Putnam Council on Aging asks for support on Election Day


Voters consider 0.6 mill replacement levy

By Sam Shriver, sshriver@aimmediamidwest.com



OTTAWA — Putnam County voters will decide Nov. 7 whether to approve a 0.6 mill five-year replacement levy for the Putnam County Council on Aging.

“The levy is really our main source of funding. It’s about 80 percent our budget, so without that and local support, our agency would not exist,” said Jodi Warnecke, executive director of the Putnam County Council on Aging.

The current levy will expire soon and Warnecke said they decided to go with a replacement levy rather than a renewal levy.

“Our current levy ends in 2018 so this new levy will start in 2019 and run for five years.
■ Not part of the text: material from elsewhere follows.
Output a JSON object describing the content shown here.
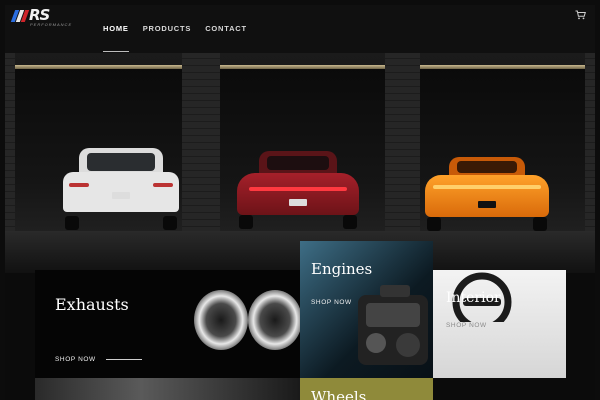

Basically what a replacement levy is, it’s based on current property values, not the values of property when the levy was last passed, which would have been 2012. It will bring in a little bit more money for our agency and the reason we’re doing the replacement versus the renewal is basically to continue what we’re doing but to also meet the growing needs of the aging population as we all are probably aware, the aging population continues to increase and so that will give us some room to expand and keep up with those needs,” she said.

For a home appraised at $100,000 the cost would be $21 a year, or $1.75 a month, or 6 cents a day.

“It all supports the services that we provide, which is transportation for medical appointments and essential errands. We also do chore services which is a lot of some safety type things, along with seasonal needs, so we like rake leaves. We trim shrubs and bushes, wash windows. We install grab bars. We even build simple wheelchair ramps. The way that works is basically, supplies are provided by the client, but we provide the labor. We also have an outreach program which is a licensed social worker that really works with seniors on any issue or concern they may have, maybe it’s understanding medicare part D, maybe it’s where do I get home delivered meals, really just whatever issue that comes up,” she said.

So what could happen if the levy doesn’t pass?

“If it wouldn’t pass, our first thing would be to reassess things and go on the ballot again. We would have to consider what are some of our other options are. This is actually our first opportunity to go on the ballot. There are two more chances after this if it wouldn’t pass,” she said.

http://www.limaohio.com/wp-content/uploads/sites/54/2017/10/web1_Election2017-3.jpg
Voters consider 0.6 mill replacement levy

By Sam Shriver, sshriver@aimmediamidwest.com

Reach Sam Shriver at 567-242-0409.

Reach Sam Shriver at 567-242-0409.